A hearing on women and religions in Europe has been held in Paris by PACE's Committee on Equal Opportunities for Women and Men. The hearing, organised at the initiative of Manuela Aguiar (Portugal, EPP/CD), who is preparing a report on this subject for the Parliamentary Assembly, took place on Friday 10 September 2004.
The four specialists present at the hearing - one representative each from the German Council of Evangelical Churches, the Moscow Orthodox Patriarchate, the Council of French Jewish Institutions (CRIF), and the Catholic NGO "Catholics for a free choice" - agreed that European religions could still do much more to promote women's rights.

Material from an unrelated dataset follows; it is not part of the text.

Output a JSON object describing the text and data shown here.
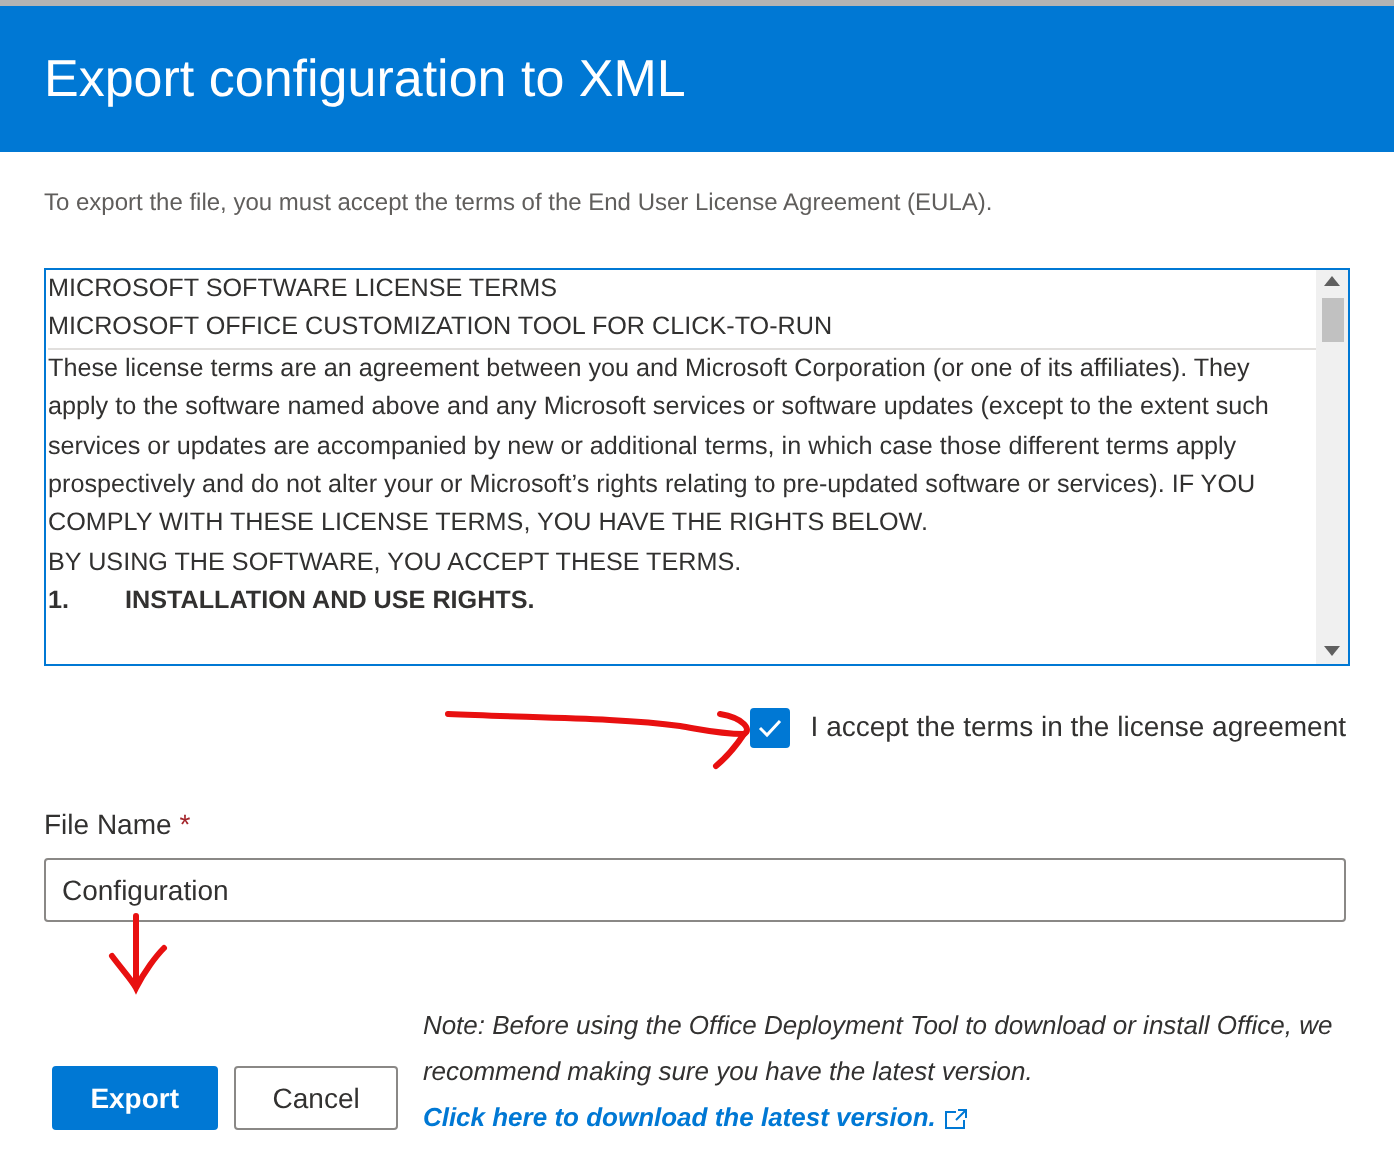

Abortion, contraception and divorce are all subjects where women's freedom comes up against religious doctrines, of varying degrees of strictness. Where abortion is concerned, the Jewish faith considers that the mother's life takes precedence over that of the foetus, according to Dina Azoulay, from CRIF. The Orthodox line is clearly against abortion, but there seems to be a will to allow some flexibility in practice. In the Catholic Church (which unfortunately announced the day before that it would not be taking part in the hearing), abortion is prohibited, and this is a constant subject for discussion. According to Elfriede Harth of "Catholics for a free choice", it has never been claimed that the Catholic doctrine on abortion, although it is an extremely strict one, is infallible. Unfortunately Dalil Boubakeur, head of the French Council of the Muslim Faith, had to withdraw from the hearing at the last minute because of his involvement in the French hostage crisis.

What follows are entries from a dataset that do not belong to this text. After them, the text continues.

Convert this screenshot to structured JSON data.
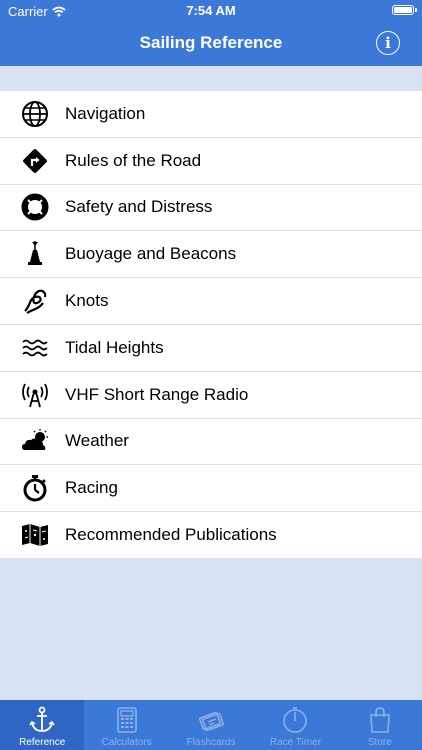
{
  "status_bar": {
    "carrier": "Carrier",
    "time": "7:54 AM"
  },
  "nav": {
    "title": "Sailing Reference",
    "info_icon": "info-icon"
  },
  "colors": {
    "bar": "#3c78d8",
    "background": "#d9e2f3",
    "active_tab": "#2f66c4",
    "inactive_tab_text": "#8fb1e8"
  },
  "list": {
    "items": [
      {
        "label": "Navigation",
        "icon": "globe-icon"
      },
      {
        "label": "Rules of the Road",
        "icon": "road-sign-icon"
      },
      {
        "label": "Safety and Distress",
        "icon": "lifebuoy-icon"
      },
      {
        "label": "Buoyage and Beacons",
        "icon": "buoy-icon"
      },
      {
        "label": "Knots",
        "icon": "knot-icon"
      },
      {
        "label": "Tidal Heights",
        "icon": "waves-icon"
      },
      {
        "label": "VHF Short Range Radio",
        "icon": "antenna-icon"
      },
      {
        "label": "Weather",
        "icon": "cloud-sun-icon"
      },
      {
        "label": "Racing",
        "icon": "stopwatch-icon"
      },
      {
        "label": "Recommended Publications",
        "icon": "map-icon"
      }
    ]
  },
  "tabs": [
    {
      "label": "Reference",
      "icon": "anchor-icon",
      "active": true
    },
    {
      "label": "Calculators",
      "icon": "calculator-icon",
      "active": false
    },
    {
      "label": "Flashcards",
      "icon": "flashcards-icon",
      "active": false
    },
    {
      "label": "Race Timer",
      "icon": "timer-icon",
      "active": false
    },
    {
      "label": "Store",
      "icon": "bag-icon",
      "active": false
    }
  ]
}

On the subject of contraception, attitudes are changing in many cases because of HIV/AIDS, but doctrines of course move more slowly. The use of condoms is advocated within the Jewish faith in order to protect the health of the community. As Ms Azoulay emphasised, endangering oneself is regarded as a sin more severely punished than the breaking of a religious rule. Without offering encouragement, the Orthodox faith is increasingly clearly accepting the use of condoms, a subject on which the Catholic Church is riven by internal debate. Ms Harth said that the Church was beginning to become aware of the pandemic.

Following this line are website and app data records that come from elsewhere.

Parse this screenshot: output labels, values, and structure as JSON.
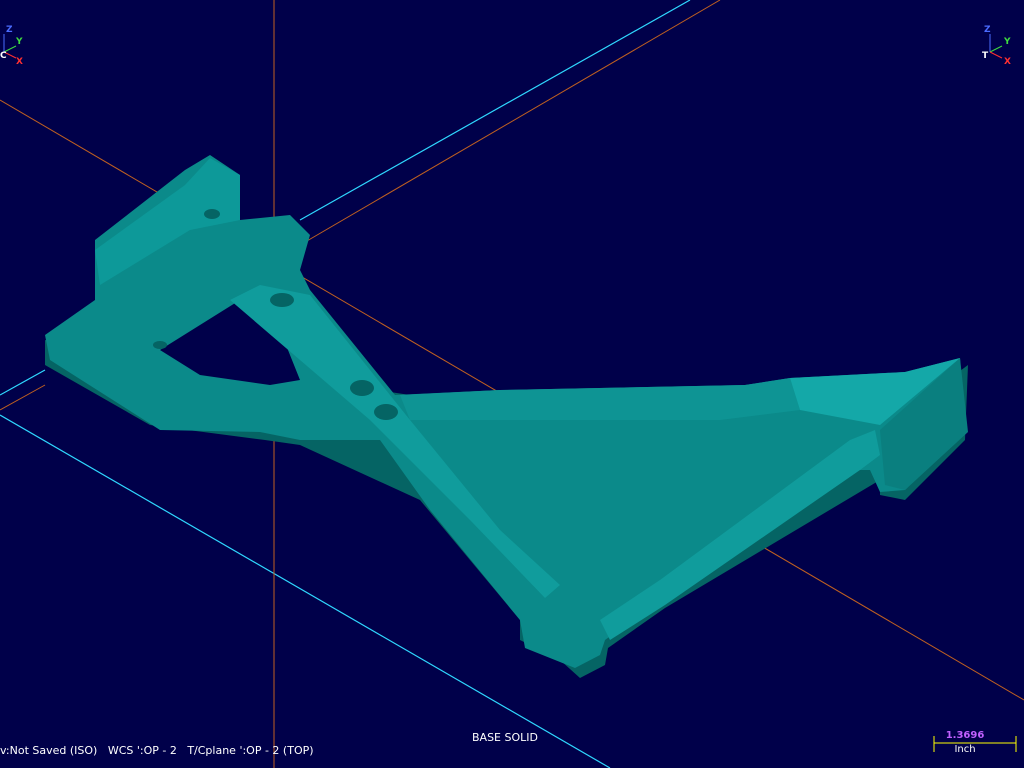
{
  "gnomon_left": {
    "labels": [
      "Z",
      "Y",
      "C",
      "X"
    ],
    "colors": [
      "#4a6bff",
      "#3fdc3f",
      "#ffffff",
      "#ff3030"
    ]
  },
  "gnomon_right": {
    "labels": [
      "Z",
      "Y",
      "T",
      "X"
    ],
    "colors": [
      "#4a6bff",
      "#3fdc3f",
      "#ffffff",
      "#ff3030"
    ]
  },
  "status": {
    "view_info": "v:Not Saved (ISO)   WCS ':OP - 2   T/Cplane ':OP - 2 (TOP)",
    "entity_label": "BASE SOLID"
  },
  "scale": {
    "value": "1.3696",
    "unit": "Inch",
    "value_color": "#c060ff",
    "bar_color": "#ffff00"
  },
  "colors": {
    "background": "#00004a",
    "solid": "#0b8a8a",
    "solid_dark": "#056464",
    "solid_light": "#18b3b3",
    "axis_cyan": "#2fd8ff",
    "axis_orange": "#c06020"
  }
}
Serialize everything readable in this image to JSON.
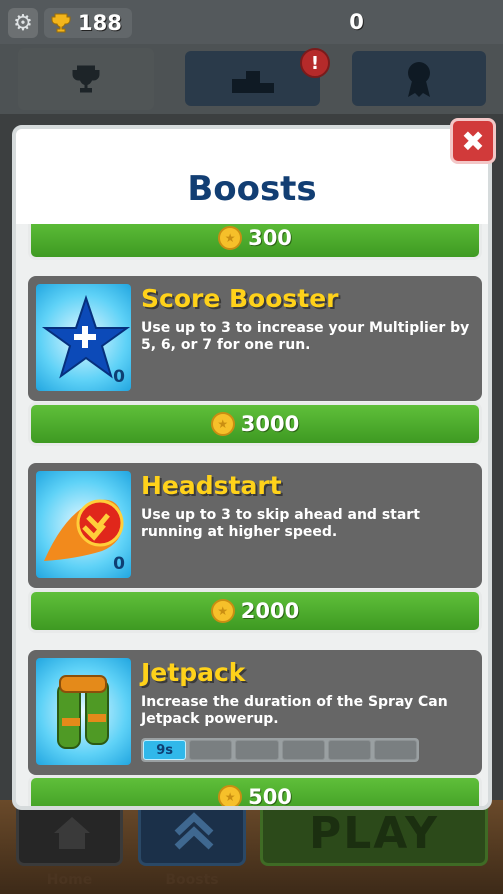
{
  "hud": {
    "trophies": "188",
    "score": "0"
  },
  "nav": {
    "home_label": "Home",
    "boosts_label": "Boosts",
    "play_label": "PLAY"
  },
  "alert_badge": "!",
  "dialog": {
    "title": "Boosts",
    "close_glyph": "✖"
  },
  "boosts": {
    "top_price": "300",
    "items": [
      {
        "title": "Score Booster",
        "description": "Use up to 3 to increase your Multiplier by 5, 6, or 7 for one run.",
        "owned": "0",
        "price": "3000"
      },
      {
        "title": "Headstart",
        "description": "Use up to 3 to skip ahead and start running at higher speed.",
        "owned": "0",
        "price": "2000"
      },
      {
        "title": "Jetpack",
        "description": "Increase the duration of the Spray Can Jetpack powerup.",
        "duration_label": "9s",
        "upgrade_level": 1,
        "upgrade_max": 6,
        "price": "500"
      }
    ]
  },
  "colors": {
    "title_blue": "#123e73",
    "card_title_yellow": "#ffd21a",
    "buy_green": "#4caf2b",
    "close_red": "#d13a3a"
  }
}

She quoted Pope John Paul II, who had said that the authority of the Church did not undermine its members' freedom of conscience. Might certain fundamental changes be under way? The debate has begun.